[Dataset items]
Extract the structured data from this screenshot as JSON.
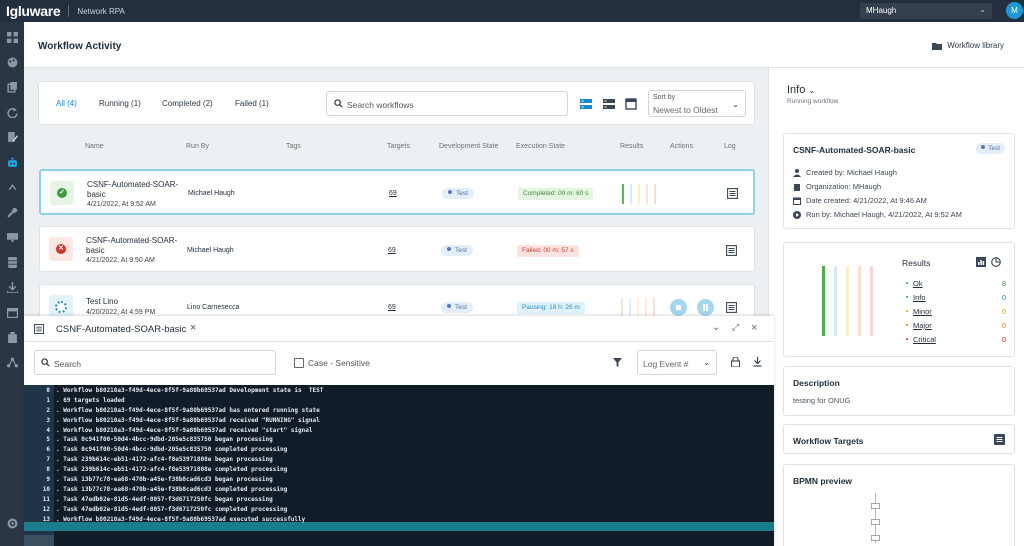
{
  "topbar": {
    "logo": "Igluware",
    "product": "Network RPA",
    "user": "MHaugh",
    "avatar_initial": "M"
  },
  "header": {
    "title": "Workflow Activity",
    "library_link": "Workflow library"
  },
  "filters": {
    "tabs": [
      "All (4)",
      "Running (1)",
      "Completed (2)",
      "Failed (1)"
    ],
    "active_tab": "All (4)",
    "search_placeholder": "Search workflows",
    "sort_label": "Sort by",
    "sort_value": "Newest to Oldest"
  },
  "columns": [
    "Name",
    "Run By",
    "Tags",
    "Targets",
    "Development State",
    "Execution State",
    "Results",
    "Actions",
    "Log"
  ],
  "rows": [
    {
      "name": "CSNF-Automated-SOAR-basic",
      "date": "4/21/2022, At 9:52 AM",
      "run_by": "Michael Haugh",
      "targets": "69",
      "dev_state": "Test",
      "exec_state": "Completed: 00 m: 60 s",
      "status": "completed"
    },
    {
      "name": "CSNF-Automated-SOAR-basic",
      "date": "4/21/2022, At 9:50 AM",
      "run_by": "Michael Haugh",
      "targets": "69",
      "dev_state": "Test",
      "exec_state": "Failed: 00 m: 57 s",
      "status": "failed"
    },
    {
      "name": "Test Lino",
      "date": "4/20/2022, At 4:59 PM",
      "run_by": "Lino Carnesecca",
      "targets": "69",
      "dev_state": "Test",
      "exec_state": "Pausing: 18 h: 26 m",
      "status": "running"
    }
  ],
  "log": {
    "title": "CSNF-Automated-SOAR-basic",
    "search_placeholder": "Search",
    "case_label": "Case - Sensitive",
    "event_select": "Log Event #",
    "lines": [
      {
        "n": "0",
        "t": ". Workflow b80210a3-f49d-4ece-8f5f-9a80b69537ad Development state is  TEST"
      },
      {
        "n": "1",
        "t": ". 69 targets loaded"
      },
      {
        "n": "2",
        "t": ". Workflow b80210a3-f49d-4ece-8f5f-9a80b69537ad has entered running state"
      },
      {
        "n": "3",
        "t": ". Workflow b80210a3-f49d-4ece-8f5f-9a80b69537ad received \"RUNNING\" signal"
      },
      {
        "n": "4",
        "t": ". Workflow b80210a3-f49d-4ece-8f5f-9a80b69537ad received \"start\" signal"
      },
      {
        "n": "5",
        "t": ". Task 0c941f00-50d4-4bcc-9dbd-205e5c835750 began processing"
      },
      {
        "n": "6",
        "t": ". Task 0c941f00-50d4-4bcc-9dbd-205e5c835750 completed processing"
      },
      {
        "n": "7",
        "t": ". Task 239b614c-eb51-4172-afc4-f8e53971808e began processing"
      },
      {
        "n": "8",
        "t": ". Task 239b614c-eb51-4172-afc4-f8e53971808e completed processing"
      },
      {
        "n": "9",
        "t": ". Task 13b77c78-ea68-470b-a45e-f38b8cad6cd3 began processing"
      },
      {
        "n": "10",
        "t": ". Task 13b77c78-ea68-470b-a45e-f38b8cad6cd3 completed processing"
      },
      {
        "n": "11",
        "t": ". Task 47edb02e-81d5-4edf-8057-f3d6717250fc began processing"
      },
      {
        "n": "12",
        "t": ". Task 47edb02e-81d5-4edf-8057-f3d6717250fc completed processing"
      },
      {
        "n": "13",
        "t": ". Workflow b80210a3-f49d-4ece-8f5f-9a80b69537ad executed successfully"
      }
    ]
  },
  "info": {
    "title": "Info",
    "subtitle": "Running workflow",
    "workflow_name": "CSNF-Automated-SOAR-basic",
    "badge": "Test",
    "created_by": "Created by: Michael Haugh",
    "organization": "Organization: MHaugh",
    "date_created": "Date created: 4/21/2022, At 9:46 AM",
    "run_by": "Run by: Michael Haugh, 4/21/2022, At 9:52 AM",
    "results_title": "Results",
    "results": [
      {
        "label": "Ok",
        "value": "8",
        "color": "#3e9c3a"
      },
      {
        "label": "Info",
        "value": "0",
        "color": "#2a8fc2"
      },
      {
        "label": "Minor",
        "value": "0",
        "color": "#e0a800"
      },
      {
        "label": "Major",
        "value": "0",
        "color": "#e07b00"
      },
      {
        "label": "Critical",
        "value": "0",
        "color": "#d6302a"
      }
    ],
    "description_title": "Description",
    "description": "testing for ONUG",
    "targets_title": "Workflow Targets",
    "bpmn_title": "BPMN preview"
  }
}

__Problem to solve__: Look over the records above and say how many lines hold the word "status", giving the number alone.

__Answer space__: 3